Chapter 23: Deep Woods
Panting, she pulled Virgie behind her onto solid ground, off the ankle-sucking mud bank. A flash over the treetops and a quick thunder clap shook the ground. They sank to their knees, stunned. “Oh no.” Virgie’s voice rasped. “Patsy?” Her head dipped down stream. “We’ve got a big problem.” She pointed to the next ledge about twenty five yards away. Patsy looked and gasped. A large brown bear shuffled and snuffled around a thicket. The animal must have caught their scent. It looked up, eyes blinking inside tufts of shaggy fur.
“Virg, what should we do?”
“My Dad says never run.”
“Okay. So what do we do?”
“Find my knife.”
The bear’s head came up. Pelting rain obscured Patsy’s vision. “Nice bear.” Patsy swallowed, groping frantically in her pack in the shadowed darkness. “Pretty bear.” Another gulp. “Hungry bear?” Out of the corner of her eye, she saw Virgie shaking her head, silently warning her to keep still.
The bear took several steps toward them. It stared, as if confused by their presence. Just then, Patsy heard rustling in the bushes behind them.
Virgie grabbed Patsy’s arm. “We gotta move,” she screamed. “We’re between a mama bear and her cubs!”
The bear reared, roared, and tottered in their direction. Patsy wet her pants. She felt her heart thumping against her chest. “Oh God, we’re goners.”
More noise from the bushes behind them distracted the bear. She stepped closer. The girls, wanting to run but frozen with fear, slowly backed away.
The bear dropped on paws the size of dinner plates and advanced. Despite the great bulk of the creature, its approach was silent, save for a low growl that rumbled from deep within. The growl was loud enough to be heard over the stream that roared at their soaked feet. Its head swung from side to side in rhythm with its lumbering steps, its eyes fixed on them.
Patsy continued to search futilely in her backpack for their puny jackknife while Virgie clutched her free arm. Patsy could hear the sound of her own heart pounding over the menacing snarl. Her vision blurred and her breaths came in fits and starts. Her mind went blank save for one thought that this was the way her life would end. In some distant part of her brain she wondered if the beast would kill her first or just start eating her alive. She whispered a hurried prayer for the former. Its enormous claws were now clearly visible; that she’d even considered their puny knife might offer some defense seemed morbidly laughable.

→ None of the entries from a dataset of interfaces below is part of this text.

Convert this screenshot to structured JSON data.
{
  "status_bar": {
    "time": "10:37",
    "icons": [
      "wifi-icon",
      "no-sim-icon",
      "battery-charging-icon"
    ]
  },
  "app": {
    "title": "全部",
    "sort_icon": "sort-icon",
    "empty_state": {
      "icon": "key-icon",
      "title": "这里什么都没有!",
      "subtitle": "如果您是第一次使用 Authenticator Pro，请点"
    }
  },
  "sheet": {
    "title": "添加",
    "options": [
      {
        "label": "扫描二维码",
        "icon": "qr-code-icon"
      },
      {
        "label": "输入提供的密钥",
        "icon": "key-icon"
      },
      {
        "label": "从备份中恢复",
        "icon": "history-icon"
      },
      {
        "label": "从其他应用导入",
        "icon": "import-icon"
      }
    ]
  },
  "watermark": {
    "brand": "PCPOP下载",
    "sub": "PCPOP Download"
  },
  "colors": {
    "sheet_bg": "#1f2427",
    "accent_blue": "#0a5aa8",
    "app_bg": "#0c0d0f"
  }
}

The bear stalked to within fifteen feet of them when it reared again and sniffed the air.
Chapter 29: Backward Glances
Women dressed in leather jackets stood leaning over bikes or straddling the seats and chatting, or squatting beside open toolboxes on the sidewalk, fiddling with motorcycle parts. They smiled, waved, and strolled over when Selma maneuvered her bike into line with the others. Selma disembarked and helped Virgie climb out onto the pavement. Next, raucous laughter, shouted greetings, bear hugs, and backslapping exploded.

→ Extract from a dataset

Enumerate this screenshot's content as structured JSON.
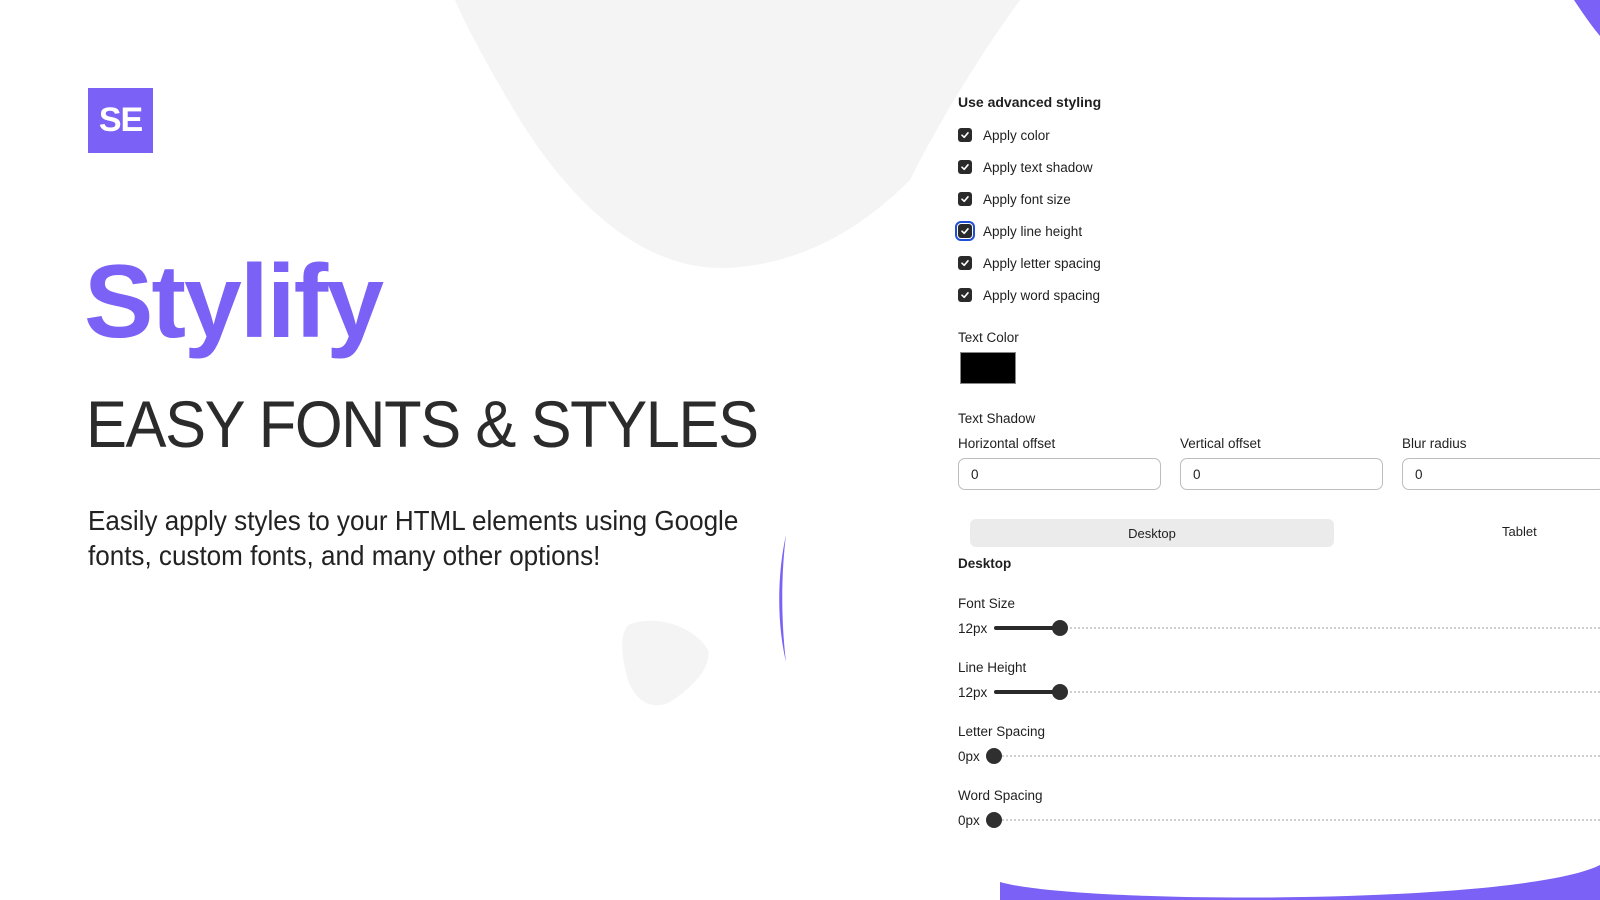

Selma began the introductions. “Virgie, meet LaVonne.” The woman’s green eyes crinkled when she offered a gloved hand, a perfect image of Katherine Hepburn with her short-billed cap, scarf knotted at the neck, and form-fitting jacket.
Next stood Anne Marie, wearing gray wool breeches with white piping down the leg, white boots, white gloves, and a jaunty cap perched on her head backwards. The woman smiled at her, nodded, and returned to digging in her saddlebags.
Someone named Della strode over and shook Virgie’s hand until her fingers tingled. “Been riding the plank lately?” Selma asked, pushing aside her outstretched hand to wrap her in embrace.
“Would, if I could find some interesting trestles.” Everyone laughed.
These women strutted and oozed happiness with a swagger. No pansy mothers and grandmothers here. Yet they looked dignified, almost sophisticated, dashing. She looked forward to getting to know more about them as soon as this exhausting day ended.